NASA STTR 2011 Solicitation


PROPOSAL NUMBER: 11-1 T9.01-9977
RESEARCH SUBTOPIC TITLE: Technologies for Human and Robotic Space Exploration Propulsion Design and Manufacturing
PROPOSAL TITLE: Colosed-Loop Control of the Thermal Stir Welding Process to Enable Rapid Process/Ppart Qualification

NAME: Keystone Synergistic Enterprises, Inc. NAME: Mississippi State University
STREET: 698 Southwest Port Saint Lucie Boulevard, Suite 105 STREET: P.O. Box 6156
CITY: Port Saint Lucie CITY: Mississippi State University
STATE/ZIP: FL  34953 - 1565 STATE/ZIP: MS  39762 - 0000
PHONE: (772) 343-7544 PHONE: (662) 325-7396

PRINCIPAL INVESTIGATOR/PROJECT MANAGER (Name, E-mail, Mail Address, City/State/Zip, Phone)
Bryant H Walker
698 Southwest Port Saint Lucie Boulevard, Suite 105
Port Saint Lucie, FL 34953 - 1565
(772) 343-7544

Estimated Technology Readiness Level (TRL) at beginning and end of contract:
Begin: 2
End: 3

TECHNICAL ABSTRACT (Limit 2000 characters, approximately 200 words)
Thermal Stir Welding (TSW) provides advancement over the more conventional Friction Stir Welding (C-FSW) process because it separates the primary processes variables thereby allowing independent control of metal stirring and forging from the stir zone temperature.
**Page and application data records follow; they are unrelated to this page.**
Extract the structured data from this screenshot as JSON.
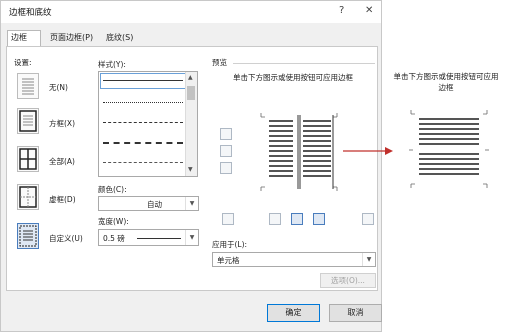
{
  "dialog": {
    "title": "边框和底纹",
    "help_btn": "?",
    "close_btn": "✕"
  },
  "tabs": [
    {
      "label": "边框(B)",
      "active": true
    },
    {
      "label": "页面边框(P)",
      "active": false
    },
    {
      "label": "底纹(S)",
      "active": false
    }
  ],
  "settings": {
    "header": "设置:",
    "items": [
      {
        "label": "无(N)"
      },
      {
        "label": "方框(X)"
      },
      {
        "label": "全部(A)"
      },
      {
        "label": "虚框(D)"
      },
      {
        "label": "自定义(U)"
      }
    ]
  },
  "style": {
    "header": "样式(Y):"
  },
  "color": {
    "label": "颜色(C):",
    "value": "自动"
  },
  "width": {
    "label": "宽度(W):",
    "value": "0.5 磅"
  },
  "preview": {
    "header": "预览",
    "hint": "单击下方图示或使用按钮可应用边框"
  },
  "apply_to": {
    "label": "应用于(L):",
    "value": "单元格"
  },
  "options_button": "选项(O)...",
  "ok_button": "确定",
  "cancel_button": "取消",
  "side_preview": {
    "hint": "单击下方图示或使用按钮可应用边框"
  },
  "colors": {
    "arrow": "#c0302c",
    "accent": "#0078d7"
  }
}
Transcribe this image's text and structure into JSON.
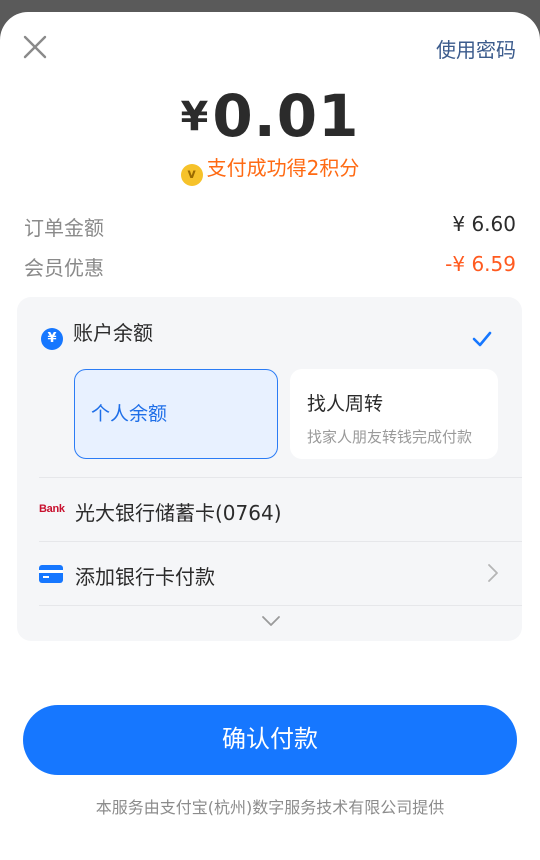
{
  "header": {
    "close_icon": "close-icon",
    "use_password": "使用密码"
  },
  "payment": {
    "currency_symbol": "¥",
    "amount": "0.01",
    "points_icon": "coin-icon",
    "points_text": "支付成功得2积分"
  },
  "summary": {
    "order_label": "订单金额",
    "order_value": "¥ 6.60",
    "discount_label": "会员优惠",
    "discount_value": "-¥ 6.59"
  },
  "methods": {
    "balance": {
      "icon_text": "¥",
      "label": "账户余额",
      "selected": true
    },
    "personal_balance": {
      "label": "个人余额"
    },
    "friend": {
      "label": "找人周转",
      "sub": "找家人朋友转钱完成付款"
    },
    "bank": {
      "logo_text": "Bank",
      "label": "光大银行储蓄卡(0764)"
    },
    "add_card": {
      "label": "添加银行卡付款"
    }
  },
  "confirm_label": "确认付款",
  "footer_text": "本服务由支付宝(杭州)数字服务技术有限公司提供",
  "colors": {
    "accent": "#1677ff",
    "points": "#ff6a13",
    "discount": "#ff5a1f"
  }
}
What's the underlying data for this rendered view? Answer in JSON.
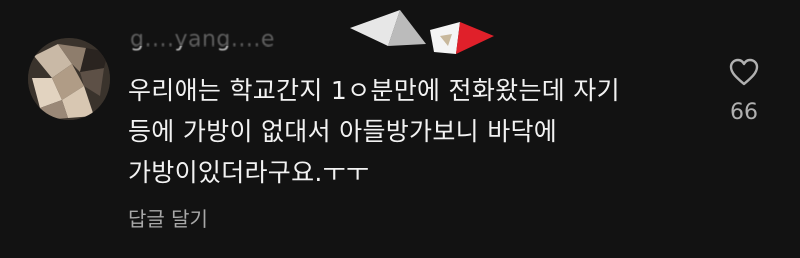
{
  "comment": {
    "username": "g....yang....e",
    "text_lines": [
      "우리애는 학교간지 1ㅇ분만에 전화왔는데 자기",
      "등에 가방이 없대서 아들방가보니 바닥에",
      "가방이있더라구요.ㅜㅜ"
    ],
    "reply_label": "답글 달기",
    "like_count": "66",
    "like_icon": "heart-outline-icon"
  },
  "colors": {
    "background": "#121212",
    "text": "#f2f2f2",
    "secondary_text": "#a8a8a8",
    "scribble_red": "#e0202a"
  }
}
However, the feedback for precise control of the stir zone temperature, and hence the process parameters to sustain that temperature within a narrow range, does not currently exist on the TSW machine at the NASA Marshall Space Flight Center (MSFC). At present, the current state of the art for the selection of process parameters for both TSWing and C-FSWing parameters is highly empirical and by nature is based on phenomenological knowledge. In response to this need, Keystone is proposing this Phase I SBIR project to demonstrate the feasibility of closed-loop control of the TSW process and to enable the establishment of a theoretically derived processing map to accelerate process understanding and selection of parameters for a given material and pin tool design. The close-loop control system will enable sustainment of a steady-state temperature at the stir rod as a function of spindle RPM and the travel velocity for a given z-axis loading and stir rod design. Use of this theoretically derived processing map will provide guidance in the optimization of the process parameter domain for solid-state welding of a given material. This capability will in turn enable rapid process qualification of the TSW process and components produced by the process.
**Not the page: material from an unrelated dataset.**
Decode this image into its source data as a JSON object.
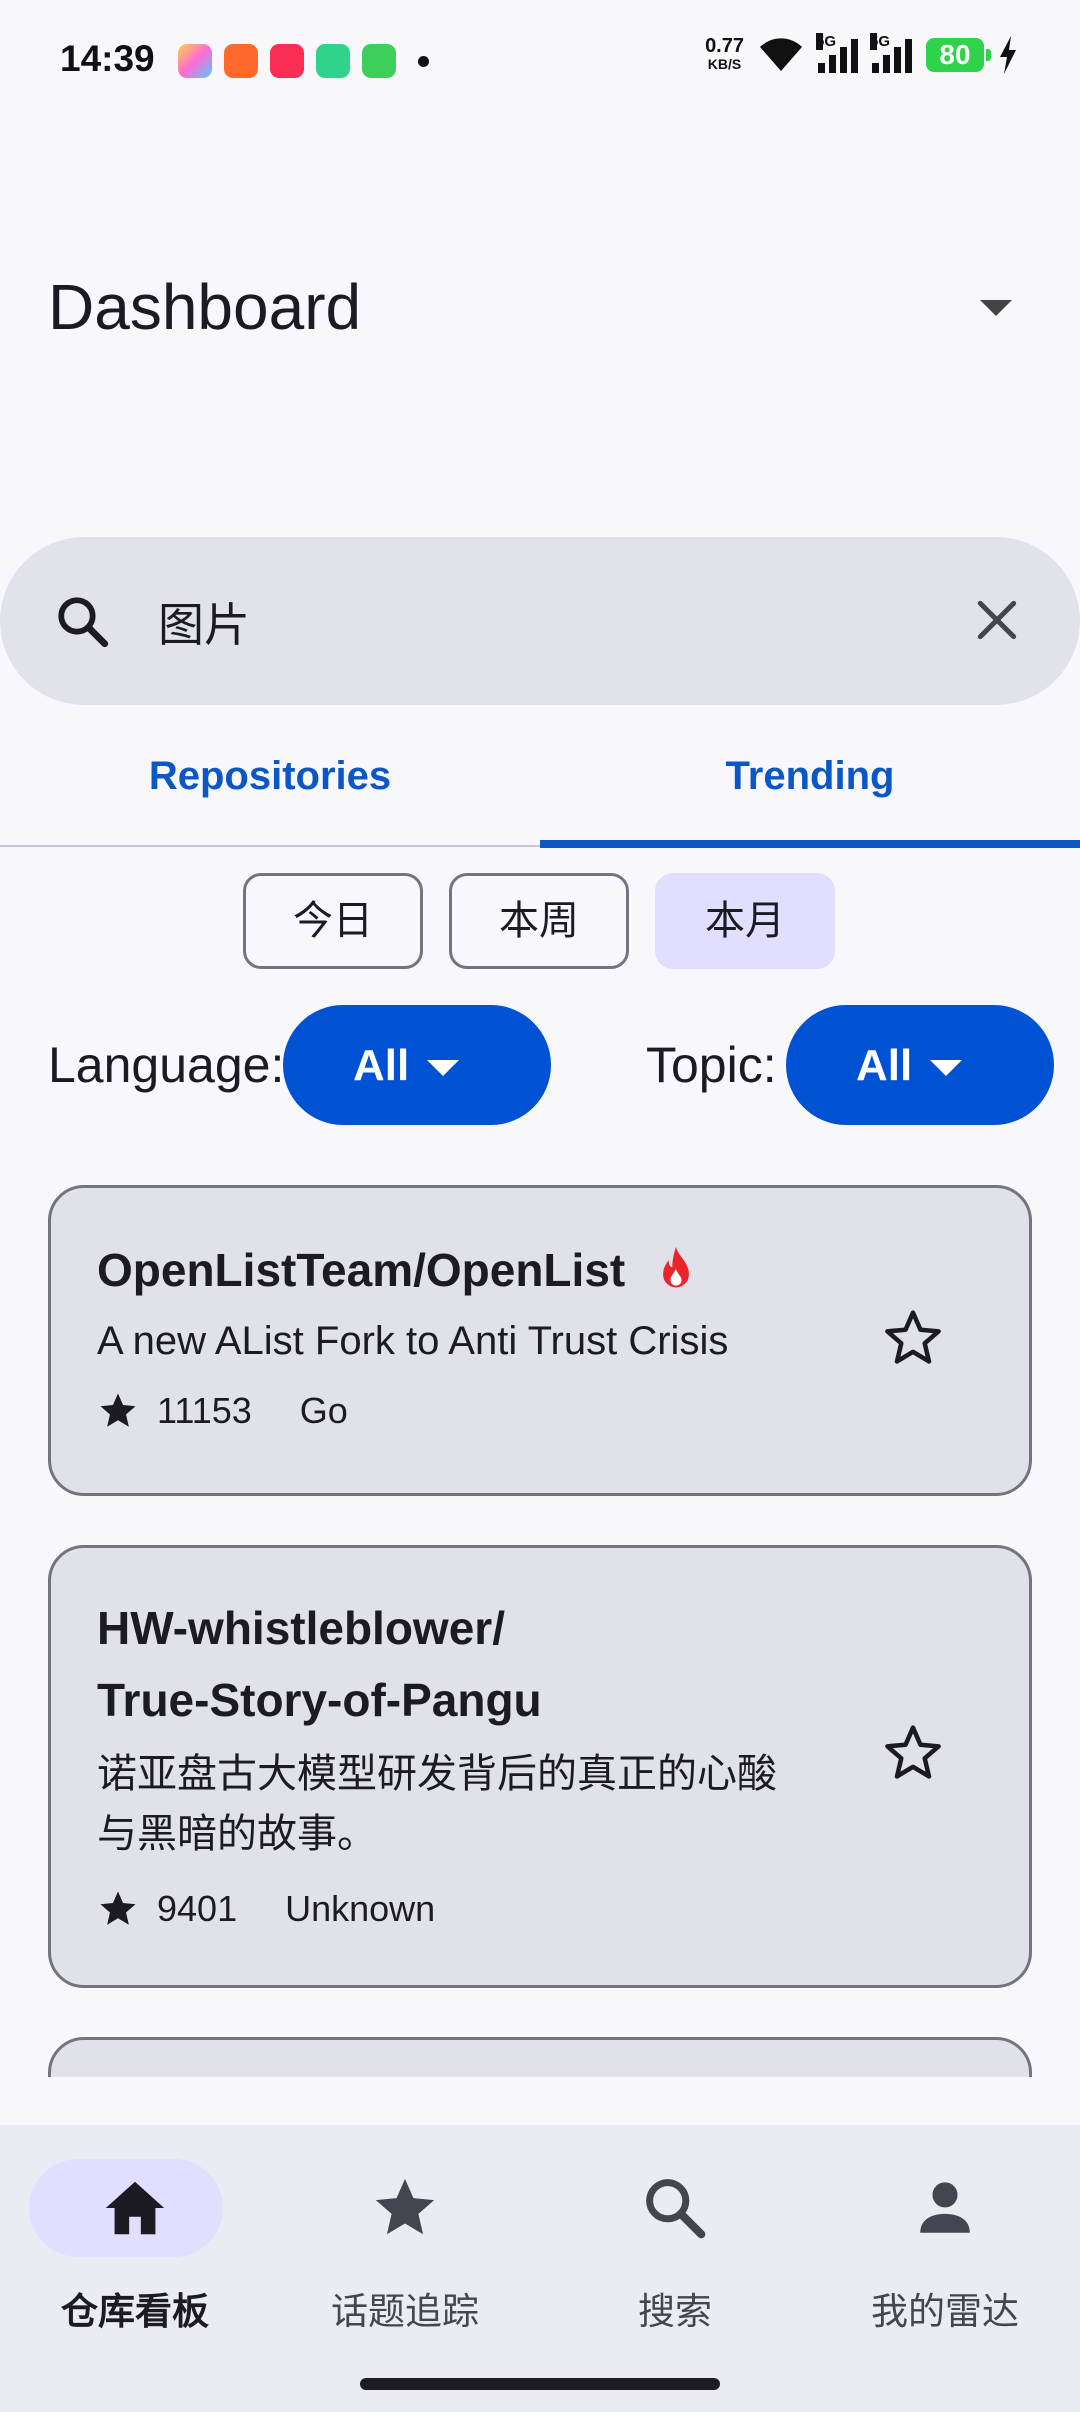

POTENTIAL NASA COMMERCIAL APPLICATIONS (Limit 1500 characters, approximately 150 words)
The proposed technology will enable the creation of processing maps to characterize the solid-state joining of metals by thermal stir welding. The closed-loop temperature control system (applicable to other types of stir welding) will allow higher fidelity, stir welding of alloys of interest to NASA for manufacturing space craft and heavy lift vehicles. The analytical simulation of the stir welding process will enable more rapid and less costly formation of processing maps of a given material. The control system and analytical simulation combined will enable formation of a processing map for Haynes 230 (the alloy of choice by NASA for the J2X nozzsle extension) and establishment of a rapid process qualification methodology for thermal stir welded components.

POTENTIAL NON-NASA COMMERCIAL APPLICATIONS (Limit 1500 characters, approximately 150 words)
The advancement of stir welding technologies has application well beyond NASA applications. It is envisioned this technology will become important to the Navy for ship building applications, as well as to the larger commercail ship building industry for construction of ship hulls and superstructure. The process will also be useful to fabrication of large tankage and piping for the chemical processing and transporation industry.

TECHNOLOGY TAXONOMY MAPPING (NASA's technology taxonomy has been developed by the SBIR-STTR program to disseminate awareness of proposed and awarded R/R&D in the agency. It is a listing of over 100 technologies, sorted into broad categories, of interest to NASA.)
Joining (Adhesion, Welding)
Launch Engine/Booster
Processing Methods
Spacecraft Main Engine

Form Generated on 11-22-11 13:44